= Assignment =
Search each line of the data for the word "ジェスチャー方向"; copy every line where it is found.
-------- Available data --------
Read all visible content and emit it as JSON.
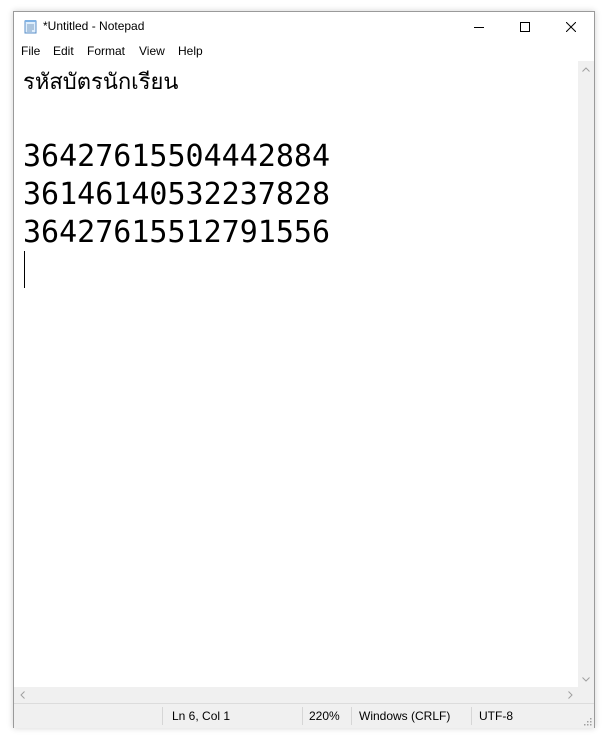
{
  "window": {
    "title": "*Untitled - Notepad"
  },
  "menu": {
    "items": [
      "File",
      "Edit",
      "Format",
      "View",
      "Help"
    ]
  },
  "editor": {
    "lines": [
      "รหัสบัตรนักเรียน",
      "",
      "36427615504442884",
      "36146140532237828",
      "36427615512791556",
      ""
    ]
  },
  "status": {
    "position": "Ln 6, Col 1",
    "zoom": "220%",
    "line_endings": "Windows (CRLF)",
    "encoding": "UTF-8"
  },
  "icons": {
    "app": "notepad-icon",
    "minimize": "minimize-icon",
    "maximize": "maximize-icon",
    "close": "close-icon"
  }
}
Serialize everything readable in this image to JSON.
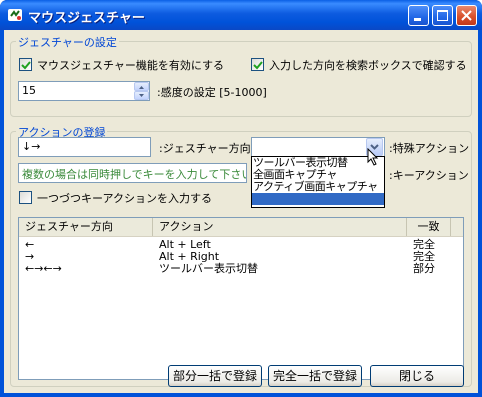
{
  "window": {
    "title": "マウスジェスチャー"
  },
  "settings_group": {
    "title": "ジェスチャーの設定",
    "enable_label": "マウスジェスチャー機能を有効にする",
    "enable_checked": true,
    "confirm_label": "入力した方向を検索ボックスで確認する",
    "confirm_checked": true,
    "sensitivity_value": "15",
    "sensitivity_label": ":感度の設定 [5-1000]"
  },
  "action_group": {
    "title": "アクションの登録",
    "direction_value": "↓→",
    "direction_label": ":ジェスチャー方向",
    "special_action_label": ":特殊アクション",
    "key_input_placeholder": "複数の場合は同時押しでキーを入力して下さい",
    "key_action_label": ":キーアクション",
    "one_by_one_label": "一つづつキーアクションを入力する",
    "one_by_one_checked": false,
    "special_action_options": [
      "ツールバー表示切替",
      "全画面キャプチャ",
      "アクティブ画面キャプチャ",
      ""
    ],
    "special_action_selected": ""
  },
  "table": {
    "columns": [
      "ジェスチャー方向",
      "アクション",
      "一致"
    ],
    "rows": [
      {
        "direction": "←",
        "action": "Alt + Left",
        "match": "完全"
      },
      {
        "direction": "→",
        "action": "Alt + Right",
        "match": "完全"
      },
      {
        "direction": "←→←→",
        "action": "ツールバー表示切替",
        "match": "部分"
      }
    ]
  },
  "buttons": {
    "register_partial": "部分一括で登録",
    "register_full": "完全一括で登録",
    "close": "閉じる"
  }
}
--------
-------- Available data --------
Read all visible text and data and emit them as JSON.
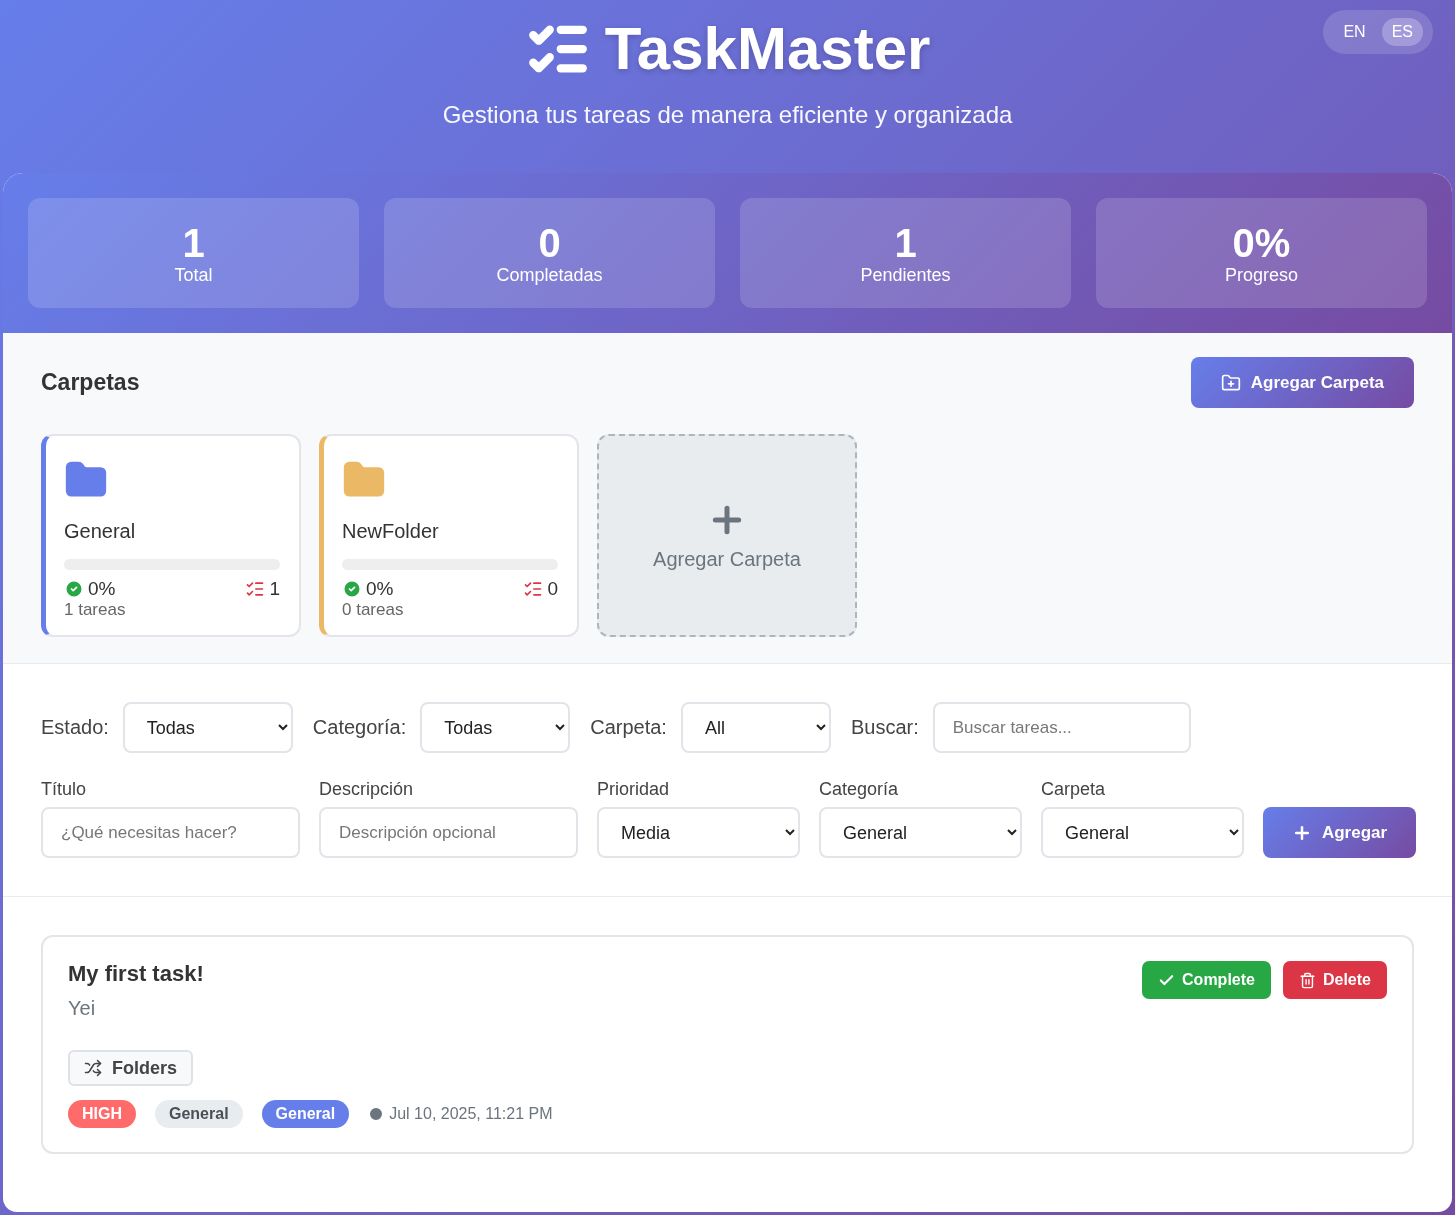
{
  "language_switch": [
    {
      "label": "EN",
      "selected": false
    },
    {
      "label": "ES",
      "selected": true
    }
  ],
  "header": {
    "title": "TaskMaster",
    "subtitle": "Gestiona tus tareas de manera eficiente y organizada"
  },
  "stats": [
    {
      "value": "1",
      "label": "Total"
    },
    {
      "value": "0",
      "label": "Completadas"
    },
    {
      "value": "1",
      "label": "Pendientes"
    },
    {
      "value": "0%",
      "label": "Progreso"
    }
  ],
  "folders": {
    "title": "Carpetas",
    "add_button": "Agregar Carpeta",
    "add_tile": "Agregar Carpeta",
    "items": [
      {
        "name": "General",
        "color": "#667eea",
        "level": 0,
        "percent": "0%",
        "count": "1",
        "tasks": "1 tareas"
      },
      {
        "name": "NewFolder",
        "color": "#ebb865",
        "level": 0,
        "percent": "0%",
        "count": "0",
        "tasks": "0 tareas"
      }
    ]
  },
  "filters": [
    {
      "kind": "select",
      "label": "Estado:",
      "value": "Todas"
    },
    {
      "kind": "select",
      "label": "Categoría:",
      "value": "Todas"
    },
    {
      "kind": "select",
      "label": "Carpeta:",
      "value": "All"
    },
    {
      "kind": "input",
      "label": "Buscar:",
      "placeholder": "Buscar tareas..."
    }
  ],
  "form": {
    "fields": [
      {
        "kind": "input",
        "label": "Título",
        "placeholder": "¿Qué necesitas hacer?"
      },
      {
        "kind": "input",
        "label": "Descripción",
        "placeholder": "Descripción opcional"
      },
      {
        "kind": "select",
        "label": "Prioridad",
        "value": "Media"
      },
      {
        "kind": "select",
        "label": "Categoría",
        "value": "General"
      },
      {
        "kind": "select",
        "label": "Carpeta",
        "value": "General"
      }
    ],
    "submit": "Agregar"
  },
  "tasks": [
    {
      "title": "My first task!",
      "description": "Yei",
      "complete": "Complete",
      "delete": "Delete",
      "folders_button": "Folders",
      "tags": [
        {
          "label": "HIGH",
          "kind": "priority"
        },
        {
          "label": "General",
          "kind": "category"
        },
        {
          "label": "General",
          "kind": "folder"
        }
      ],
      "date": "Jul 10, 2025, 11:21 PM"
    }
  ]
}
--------
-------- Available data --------
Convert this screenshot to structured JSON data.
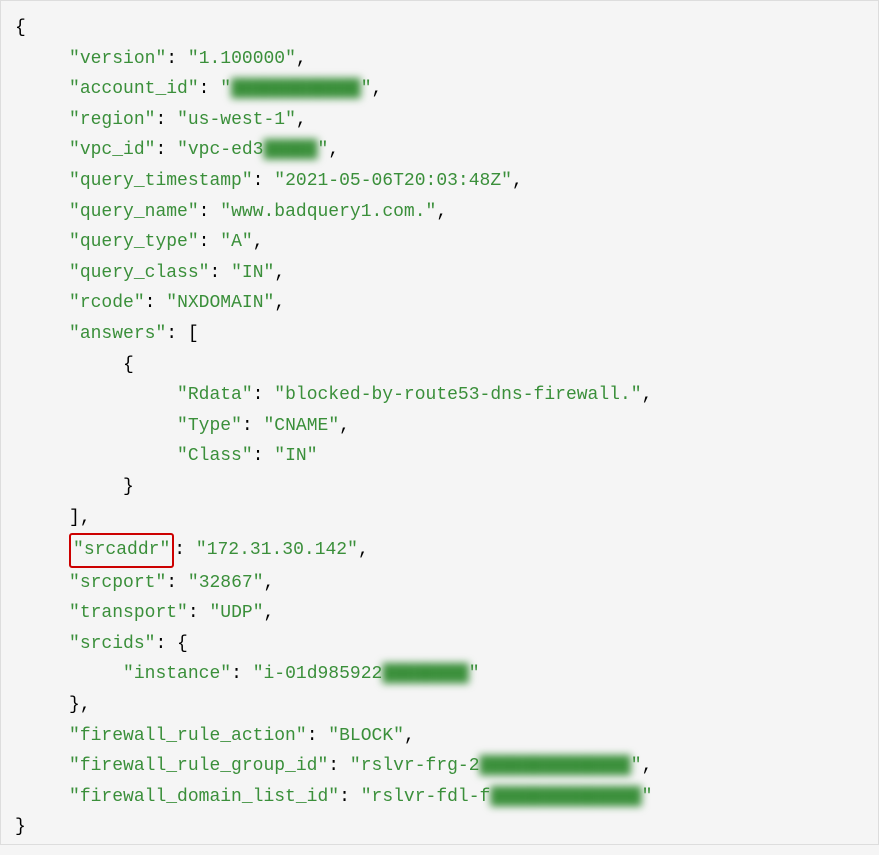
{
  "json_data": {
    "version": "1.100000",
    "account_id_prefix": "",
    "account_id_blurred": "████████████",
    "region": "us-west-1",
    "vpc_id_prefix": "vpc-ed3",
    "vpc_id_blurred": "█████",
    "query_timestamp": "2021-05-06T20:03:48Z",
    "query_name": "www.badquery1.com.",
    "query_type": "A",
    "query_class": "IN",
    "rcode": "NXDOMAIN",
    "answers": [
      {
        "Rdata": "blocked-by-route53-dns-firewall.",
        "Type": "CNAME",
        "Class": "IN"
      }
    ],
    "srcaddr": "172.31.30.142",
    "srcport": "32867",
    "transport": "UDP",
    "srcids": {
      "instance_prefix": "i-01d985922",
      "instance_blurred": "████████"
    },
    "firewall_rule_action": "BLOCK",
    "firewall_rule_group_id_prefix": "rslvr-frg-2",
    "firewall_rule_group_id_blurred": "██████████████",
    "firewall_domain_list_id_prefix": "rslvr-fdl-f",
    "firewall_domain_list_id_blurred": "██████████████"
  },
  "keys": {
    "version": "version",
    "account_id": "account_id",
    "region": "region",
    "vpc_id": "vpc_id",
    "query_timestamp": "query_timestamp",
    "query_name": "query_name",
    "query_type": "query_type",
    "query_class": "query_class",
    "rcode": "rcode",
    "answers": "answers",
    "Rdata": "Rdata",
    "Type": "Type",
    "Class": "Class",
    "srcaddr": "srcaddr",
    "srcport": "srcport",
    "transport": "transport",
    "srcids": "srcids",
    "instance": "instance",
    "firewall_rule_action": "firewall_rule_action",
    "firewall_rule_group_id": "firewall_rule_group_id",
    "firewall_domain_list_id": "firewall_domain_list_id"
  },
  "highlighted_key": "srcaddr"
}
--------
= Your response =
    "direction_label": ":ジェスチャー方向",
      "ジェスチャー方向",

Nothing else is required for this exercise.